Many Princeton families are promising on social media to participate in the BC-wide intiative to wear a sports jersey on Thursday April 12, in memory of the victims from Humboldt.

“Yes we will be wearing our jerseys on the 12th,” said Princeton hockey mom and volunteer Jaclyn Smith Whitecotton.

“And as a hockey family this has been stuck in our minds since it happened – such sadness for the hockey community all over Canada.

We are thankful that the bus accident with our very own Posse was not [like this.]”

Johnston said he and his entire family will don jerseys this Thursday as well.

“I hope everyone can show their support. It’s a really hard situation. I hope everyone sends their prayers and thoughts their way.”

To report a typo, email:
publisher@similkameenspotlight.com
.



andrea.demeer@similkameenspotlight.com

Like us on Facebook and follow us on Twitter.

Just Posted

Oyster River salmon numbers bouyant, Quinsam/Campbell data not so

By Neil Cameron Special to the Mirror In a tale of two… Continue reading

Boy with terminal disease gets his wish – a trip to Disneyland – but family still looking for support

Kaleb Francis, 4, was diagnosed last month with X-linked myotubular myopathy

Local artisan calls new Marine Harvest brand ‘inappropriate,’ too close to his Indigenous name

Salmon farming company prepares for name change amid objections from Mowisaht Designs

The Nutcracker comes alive in two Campbell River performances

River-Port Danceworks show featured professional dancers Danielle Gould and Giovanni Giordano

VIDEO: Close encounter with a whale near Canada-U.S border

Ron Gillies had his camera ready when a whale appeared Dec. 7

Manhunt continues for France shooter

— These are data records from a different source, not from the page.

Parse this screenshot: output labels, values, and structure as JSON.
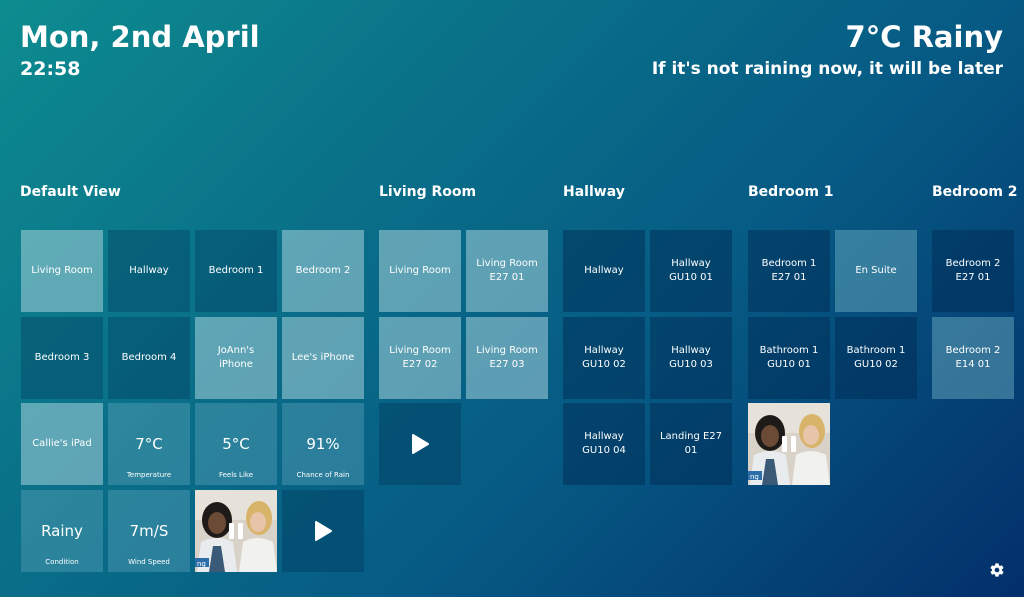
{
  "header": {
    "date": "Mon, 2nd April",
    "time": "22:58",
    "weather": "7°C Rainy",
    "quip": "If it's not raining now, it will be later"
  },
  "groups": [
    {
      "title": "Default View",
      "tiles": [
        {
          "label": "Living Room",
          "state": "on"
        },
        {
          "label": "Hallway",
          "state": "off"
        },
        {
          "label": "Bedroom 1",
          "state": "off"
        },
        {
          "label": "Bedroom 2",
          "state": "on"
        },
        {
          "label": "Bedroom 3",
          "state": "off"
        },
        {
          "label": "Bedroom 4",
          "state": "off"
        },
        {
          "label": "JoAnn's iPhone",
          "state": "on"
        },
        {
          "label": "Lee's iPhone",
          "state": "on"
        },
        {
          "label": "Callie's iPad",
          "state": "on"
        },
        {
          "value": "7°C",
          "caption": "Temperature"
        },
        {
          "value": "5°C",
          "caption": "Feels Like"
        },
        {
          "value": "91%",
          "caption": "Chance of Rain"
        },
        {
          "value": "Rainy",
          "caption": "Condition"
        },
        {
          "value": "7m/S",
          "caption": "Wind Speed"
        },
        {
          "type": "media",
          "control": "pause-icon"
        },
        {
          "type": "media",
          "control": "play-icon"
        }
      ]
    },
    {
      "title": "Living Room",
      "tiles": [
        {
          "label": "Living Room",
          "state": "on"
        },
        {
          "label": "Living Room E27 01",
          "state": "on"
        },
        {
          "label": "Living Room E27 02",
          "state": "on"
        },
        {
          "label": "Living Room E27 03",
          "state": "on"
        },
        {
          "type": "media",
          "control": "play-icon"
        }
      ]
    },
    {
      "title": "Hallway",
      "tiles": [
        {
          "label": "Hallway",
          "state": "off"
        },
        {
          "label": "Hallway GU10 01",
          "state": "off"
        },
        {
          "label": "Hallway GU10 02",
          "state": "off"
        },
        {
          "label": "Hallway GU10 03",
          "state": "off"
        },
        {
          "label": "Hallway GU10 04",
          "state": "off"
        },
        {
          "label": "Landing E27 01",
          "state": "off"
        }
      ]
    },
    {
      "title": "Bedroom 1",
      "tiles": [
        {
          "label": "Bedroom 1 E27 01",
          "state": "off"
        },
        {
          "label": "En Suite",
          "state": "on"
        },
        {
          "label": "Bathroom 1 GU10 01",
          "state": "off"
        },
        {
          "label": "Bathroom 1 GU10 02",
          "state": "off"
        },
        {
          "type": "media",
          "control": "pause-icon"
        }
      ]
    },
    {
      "title": "Bedroom 2",
      "tiles": [
        {
          "label": "Bedroom 2 E27 01",
          "state": "off"
        },
        {
          "label": "Bedroom 2 E14 01",
          "state": "on"
        }
      ]
    }
  ],
  "settings_icon": "gear-icon"
}
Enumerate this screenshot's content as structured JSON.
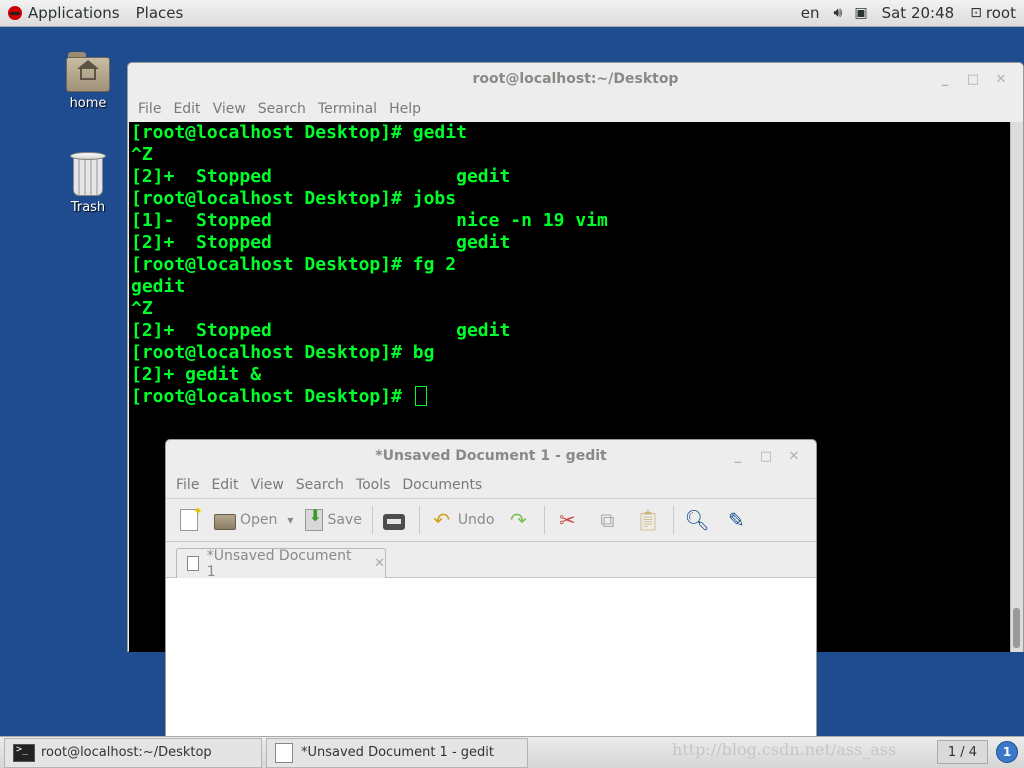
{
  "top_panel": {
    "applications": "Applications",
    "places": "Places",
    "keyboard_layout": "en",
    "clock": "Sat 20:48",
    "user": "root"
  },
  "desktop": {
    "icons": [
      {
        "label": "home",
        "icon": "home-folder-icon"
      },
      {
        "label": "Trash",
        "icon": "trash-icon"
      }
    ]
  },
  "terminal": {
    "title": "root@localhost:~/Desktop",
    "menu": [
      "File",
      "Edit",
      "View",
      "Search",
      "Terminal",
      "Help"
    ],
    "lines": [
      "[root@localhost Desktop]# gedit",
      "^Z",
      "[2]+  Stopped                 gedit",
      "[root@localhost Desktop]# jobs",
      "[1]-  Stopped                 nice -n 19 vim",
      "[2]+  Stopped                 gedit",
      "[root@localhost Desktop]# fg 2",
      "gedit",
      "^Z",
      "[2]+  Stopped                 gedit",
      "[root@localhost Desktop]# bg",
      "[2]+ gedit &",
      "[root@localhost Desktop]# "
    ]
  },
  "gedit": {
    "title": "*Unsaved Document 1 - gedit",
    "menu": [
      "File",
      "Edit",
      "View",
      "Search",
      "Tools",
      "Documents"
    ],
    "toolbar": {
      "open": "Open",
      "save": "Save",
      "undo": "Undo"
    },
    "tab_label": "*Unsaved Document 1"
  },
  "taskbar": {
    "items": [
      {
        "label": "root@localhost:~/Desktop",
        "icon": "terminal-icon"
      },
      {
        "label": "*Unsaved Document 1 - gedit",
        "icon": "gedit-icon"
      }
    ],
    "watermark": "http://blog.csdn.net/ass_ass",
    "workspace": "1 / 4",
    "notification_count": "1"
  },
  "window_controls": {
    "minimize": "_",
    "maximize": "□",
    "close": "✕"
  }
}
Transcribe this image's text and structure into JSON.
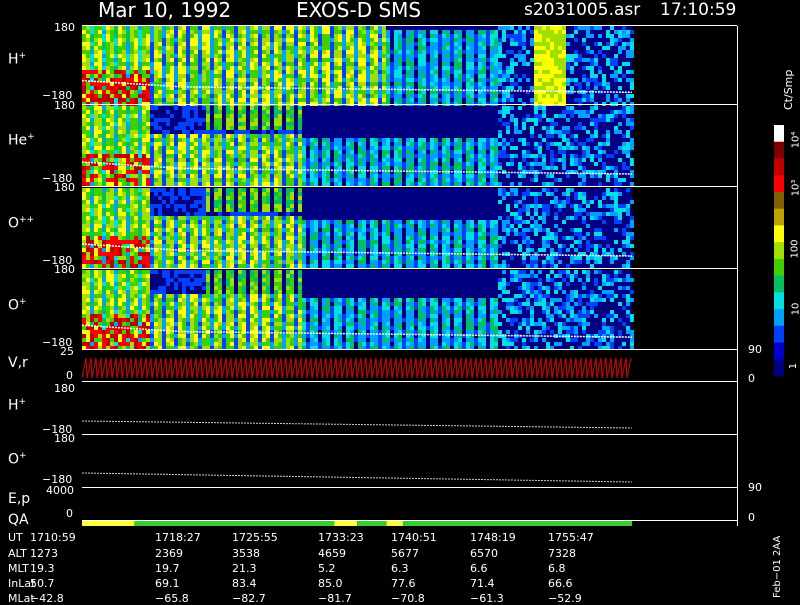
{
  "header": {
    "date": "Mar 10, 1992",
    "instrument": "EXOS-D SMS",
    "file": "s2031005.asr",
    "time": "17:10:59"
  },
  "panels": [
    {
      "id": "H",
      "label": "H",
      "sup": "+",
      "top_tick": "180",
      "bottom_tick": "−180"
    },
    {
      "id": "He",
      "label": "He",
      "sup": "+",
      "top_tick": "180",
      "bottom_tick": "−180"
    },
    {
      "id": "O2",
      "label": "O",
      "sup": "++",
      "top_tick": "180",
      "bottom_tick": "−180"
    },
    {
      "id": "O",
      "label": "O",
      "sup": "+",
      "top_tick": "180",
      "bottom_tick": "−180"
    }
  ],
  "vr": {
    "label": "V,r",
    "top_tick": "25",
    "bottom_tick": "0",
    "right_top": "90",
    "right_bottom": "0"
  },
  "h_line": {
    "label": "H",
    "sup": "+",
    "top_tick": "180",
    "bottom_tick": "−180"
  },
  "o_line": {
    "label": "O",
    "sup": "+",
    "top_tick": "180",
    "bottom_tick": "−180"
  },
  "ep": {
    "label": "E,p",
    "top_tick": "4000",
    "right_top": "90"
  },
  "qa": {
    "label": "QA",
    "bottom_tick": "0",
    "right_bottom": "0"
  },
  "colorbar": {
    "unit": "Ct/Smp",
    "ticks": [
      "10⁴",
      "10³",
      "100",
      "10",
      "1"
    ]
  },
  "qa_bar": [
    {
      "color": "#ffff33",
      "from": 0,
      "to": 0.08
    },
    {
      "color": "#33cc33",
      "from": 0.08,
      "to": 0.385
    },
    {
      "color": "#ffff33",
      "from": 0.385,
      "to": 0.42
    },
    {
      "color": "#33cc33",
      "from": 0.42,
      "to": 0.465
    },
    {
      "color": "#ffff33",
      "from": 0.465,
      "to": 0.49
    },
    {
      "color": "#33cc33",
      "from": 0.49,
      "to": 0.84
    },
    {
      "color": "#000000",
      "from": 0.84,
      "to": 1.0
    }
  ],
  "footer": {
    "rows": [
      "UT",
      "ALT",
      "MLT",
      "InLat",
      "MLat"
    ],
    "columns": [
      {
        "UT": "1710:59",
        "ALT": "1273",
        "MLT": "19.3",
        "InLat": "50.7",
        "MLat": "−42.8"
      },
      {
        "UT": "1718:27",
        "ALT": "2369",
        "MLT": "19.7",
        "InLat": "69.1",
        "MLat": "−65.8"
      },
      {
        "UT": "1725:55",
        "ALT": "3538",
        "MLT": "21.3",
        "InLat": "83.4",
        "MLat": "−82.7"
      },
      {
        "UT": "1733:23",
        "ALT": "4659",
        "MLT": "5.2",
        "InLat": "85.0",
        "MLat": "−81.7"
      },
      {
        "UT": "1740:51",
        "ALT": "5677",
        "MLT": "6.3",
        "InLat": "77.6",
        "MLat": "−70.8"
      },
      {
        "UT": "1748:19",
        "ALT": "6570",
        "MLT": "6.6",
        "InLat": "71.4",
        "MLat": "−61.3"
      },
      {
        "UT": "1755:47",
        "ALT": "7328",
        "MLT": "6.8",
        "InLat": "66.6",
        "MLat": "−52.9"
      }
    ],
    "side_stamp": "Feb−01 2AA"
  },
  "chart_data": {
    "type": "heatmap",
    "title": "Mar 10, 1992   EXOS-D SMS",
    "x_unit": "UT",
    "x_ticks": [
      "1710:59",
      "1718:27",
      "1725:55",
      "1733:23",
      "1740:51",
      "1748:19",
      "1755:47"
    ],
    "panels": [
      "H+",
      "He+",
      "O++",
      "O+"
    ],
    "ylim": [
      -180,
      180
    ],
    "color_scale": "log",
    "color_range": [
      1,
      10000
    ],
    "color_unit": "Ct/Smp",
    "colors": [
      "#000080",
      "#0000cc",
      "#0040ff",
      "#00a0ff",
      "#00e0e0",
      "#00c060",
      "#40d000",
      "#a0e000",
      "#ffff00",
      "#c0a000",
      "#806000",
      "#ff0000",
      "#c00000",
      "#800000",
      "#ffffff"
    ]
  }
}
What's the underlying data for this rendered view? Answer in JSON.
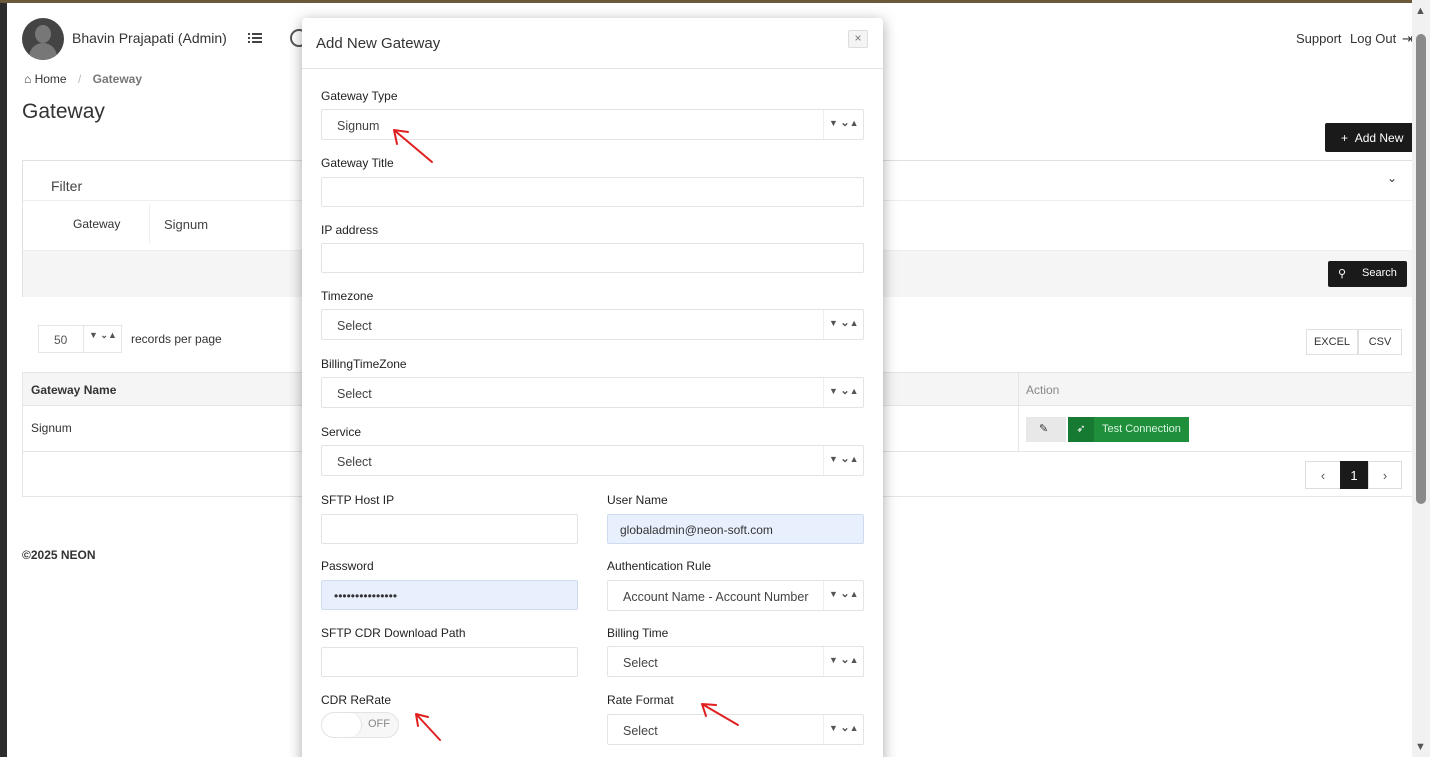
{
  "header": {
    "user_name": "Bhavin Prajapati (Admin)",
    "support": "Support",
    "logout": "Log Out"
  },
  "breadcrumb": {
    "home": "Home",
    "current": "Gateway"
  },
  "page": {
    "title": "Gateway",
    "add_new": "Add New",
    "filter_title": "Filter",
    "filter_gateway_label": "Gateway",
    "filter_gateway_value": "Signum",
    "search": "Search",
    "records_value": "50",
    "records_label": "records per page",
    "excel": "EXCEL",
    "csv": "CSV",
    "columns": {
      "name": "Gateway Name",
      "action": "Action"
    },
    "rows": [
      {
        "name": "Signum",
        "test_label": "Test Connection"
      }
    ],
    "pager": {
      "current": "1"
    },
    "footer": "©2025 NEON"
  },
  "modal": {
    "title": "Add New Gateway",
    "gateway_type": {
      "label": "Gateway Type",
      "value": "Signum"
    },
    "gateway_title": {
      "label": "Gateway Title",
      "value": ""
    },
    "ip_address": {
      "label": "IP address",
      "value": ""
    },
    "timezone": {
      "label": "Timezone",
      "value": "Select"
    },
    "billing_timezone": {
      "label": "BillingTimeZone",
      "value": "Select"
    },
    "service": {
      "label": "Service",
      "value": "Select"
    },
    "sftp_host": {
      "label": "SFTP Host IP",
      "value": ""
    },
    "user_name": {
      "label": "User Name",
      "value": "globaladmin@neon-soft.com"
    },
    "password": {
      "label": "Password",
      "value": "•••••••••••••••"
    },
    "auth_rule": {
      "label": "Authentication Rule",
      "value": "Account Name - Account Number"
    },
    "cdr_path": {
      "label": "SFTP CDR Download Path",
      "value": ""
    },
    "billing_time": {
      "label": "Billing Time",
      "value": "Select"
    },
    "cdr_rerate": {
      "label": "CDR ReRate",
      "state": "OFF"
    },
    "rate_format": {
      "label": "Rate Format",
      "value": "Select"
    }
  },
  "colors": {
    "accent_dark": "#1a1a1a",
    "success": "#1f8f3c",
    "annotation_red": "#e02020",
    "autofill": "#e8f0fe"
  }
}
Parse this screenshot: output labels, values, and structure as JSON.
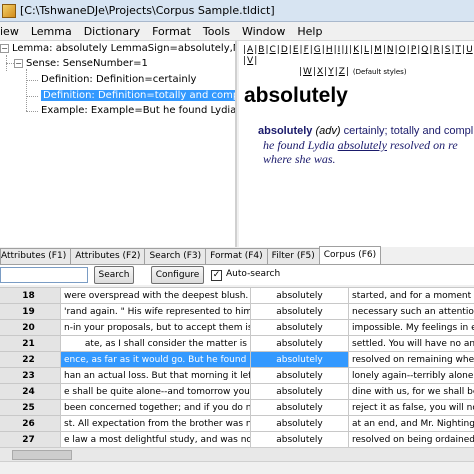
{
  "window": {
    "title": "[C:\\TshwaneDJe\\Projects\\Corpus Sample.tldict]"
  },
  "menu": [
    "iew",
    "Lemma",
    "Dictionary",
    "Format",
    "Tools",
    "Window",
    "Help"
  ],
  "tree": {
    "lemma": "Lemma: absolutely  LemmaSign=absolutely,Mod",
    "sense": "Sense: SenseNumber=1",
    "definition1": "Definition: Definition=certainly",
    "definition2": "Definition: Definition=totally and complete",
    "example": "Example: Example=But he found Lydia ~"
  },
  "preview": {
    "alphabet": [
      "A",
      "B",
      "C",
      "D",
      "E",
      "F",
      "G",
      "H",
      "I",
      "J",
      "K",
      "L",
      "M",
      "N",
      "O",
      "P",
      "Q",
      "R",
      "S",
      "T",
      "U",
      "V",
      "W",
      "X",
      "Y",
      "Z"
    ],
    "styles_label": "(Default styles)",
    "headword": "absolutely",
    "entry_lemma": "absolutely",
    "entry_pos": "(adv)",
    "entry_def": "certainly; totally and compl",
    "example_pre": "he found Lydia",
    "example_kw": "absolutely",
    "example_post": "resolved on re",
    "example_line2": "where she was."
  },
  "tabs": [
    "Attributes (F1)",
    "Attributes (F2)",
    "Search (F3)",
    "Format (F4)",
    "Filter (F5)",
    "Corpus (F6)"
  ],
  "active_tab": 5,
  "toolbar": {
    "search_label": "Search",
    "configure_label": "Configure",
    "autosearch_label": "Auto-search",
    "autosearch_checked": "✓"
  },
  "grid": {
    "selected_row": 4,
    "rows": [
      {
        "n": "18",
        "left": "were overspread with the deepest blush.  He",
        "kw": "absolutely",
        "right": "started, and for a moment se"
      },
      {
        "n": "19",
        "left": "'rand again. \" His wife represented to him how",
        "kw": "absolutely",
        "right": "necessary such an attention w"
      },
      {
        "n": "20",
        "left": "n-in your proposals, but to accept them is",
        "kw": "absolutely",
        "right": "impossible.  My feelings in ev"
      },
      {
        "n": "21",
        "left": "ate, as I shall consider the matter is",
        "kw": "absolutely",
        "right": "settled.  You will have no ans"
      },
      {
        "n": "22",
        "left": "ence, as far as it would go.  But he found Lydia",
        "kw": "absolutely",
        "right": "resolved on remaining where"
      },
      {
        "n": "23",
        "left": "han an actual loss.  But that morning it left me",
        "kw": "absolutely",
        "right": "lonely again--terribly alone"
      },
      {
        "n": "24",
        "left": "e shall be quite alone--and tomorrow you must",
        "kw": "absolutely",
        "right": "dine with us, for we shall be"
      },
      {
        "n": "25",
        "left": "been concerned together; and if you do not",
        "kw": "absolutely",
        "right": "reject it as false, you will no"
      },
      {
        "n": "26",
        "left": "st.  All expectation from the brother was now",
        "kw": "absolutely",
        "right": "at an end, and Mr. Nightingal"
      },
      {
        "n": "27",
        "left": "e law a most delightful study, and was now",
        "kw": "absolutely",
        "right": "resolved on being ordained, i"
      }
    ]
  }
}
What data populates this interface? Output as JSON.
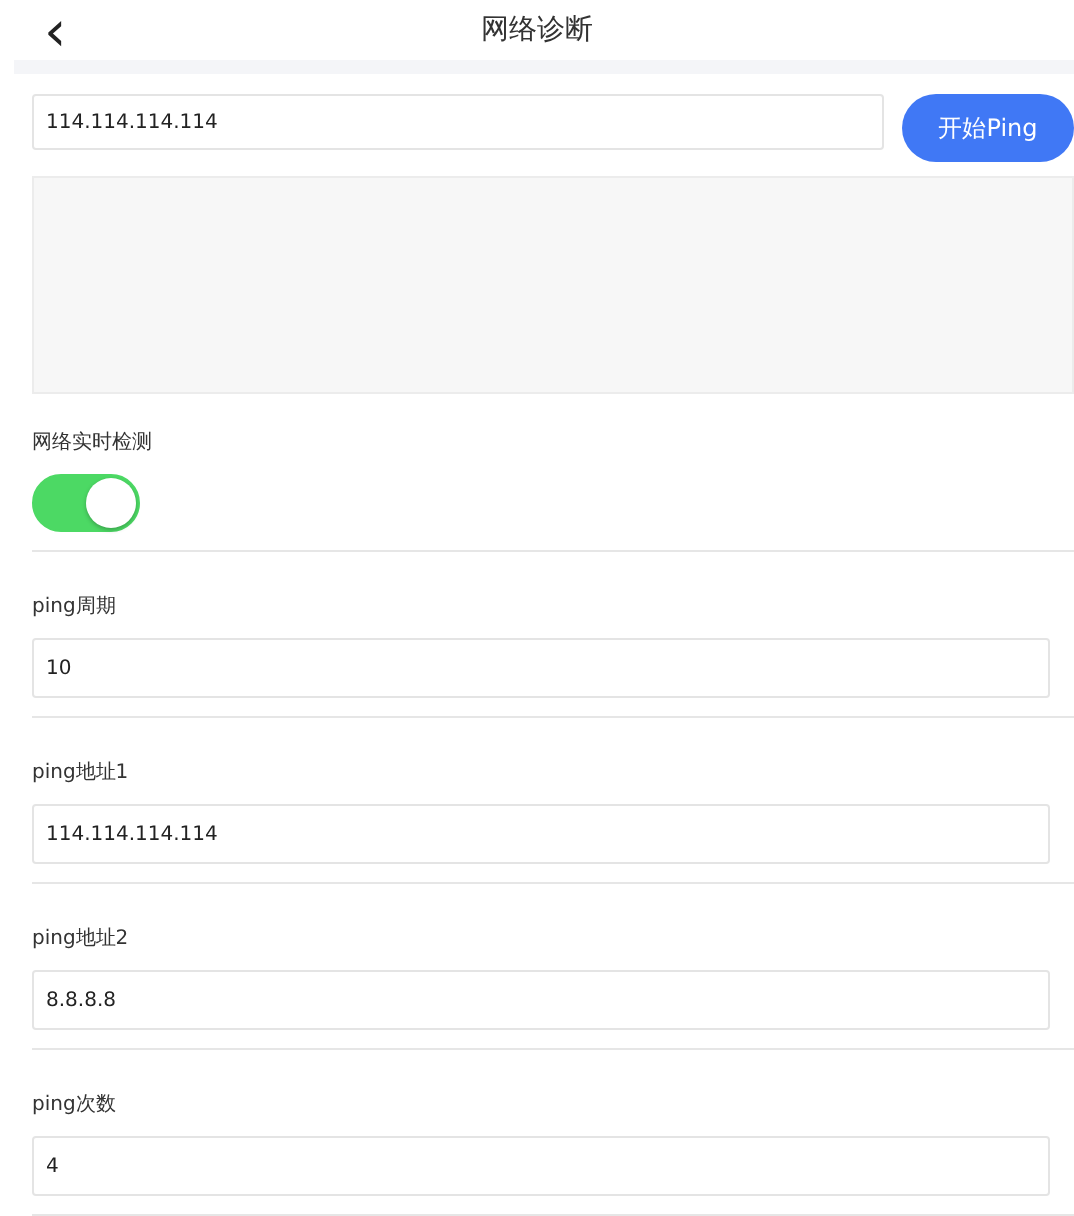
{
  "header": {
    "back": "‹",
    "title": "网络诊断"
  },
  "ping": {
    "address": "114.114.114.114",
    "button": "开始Ping"
  },
  "realtime": {
    "label": "网络实时检测",
    "on": true
  },
  "settings": [
    {
      "label": "ping周期",
      "value": "10"
    },
    {
      "label": "ping地址1",
      "value": "114.114.114.114"
    },
    {
      "label": "ping地址2",
      "value": "8.8.8.8"
    },
    {
      "label": "ping次数",
      "value": "4"
    }
  ]
}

Suspected gunman named, had long police record

‘Jurassic Park,’ ‘Shining’ added to National Film Registry

“These cinematic treasures must be protected because they document our history, culture, hopes and dreams.”

Vancouver Island man runs 500 km for anti-trophy hunting campaign

The 13-day run saw Giordano Corlazzoli run nearly a marathon a day

B.C. Lions hire DeVone Claybrooks as head coach

Former Stampeders DC succeeds CFL legend Wally Buono

France shooting: 2 dead, several wounded in Strasbourg

A world-famous Christmas market was put on lock down on Tuesday

Canadian warship witnesses possible violations of North Korea sanctions

Crew members on HMCS Calgary took photos and collected other information

Christine Sinclair named Canadian Women’s player of the year again

This is the 14th time Sinclair has been named player of the year

Most Read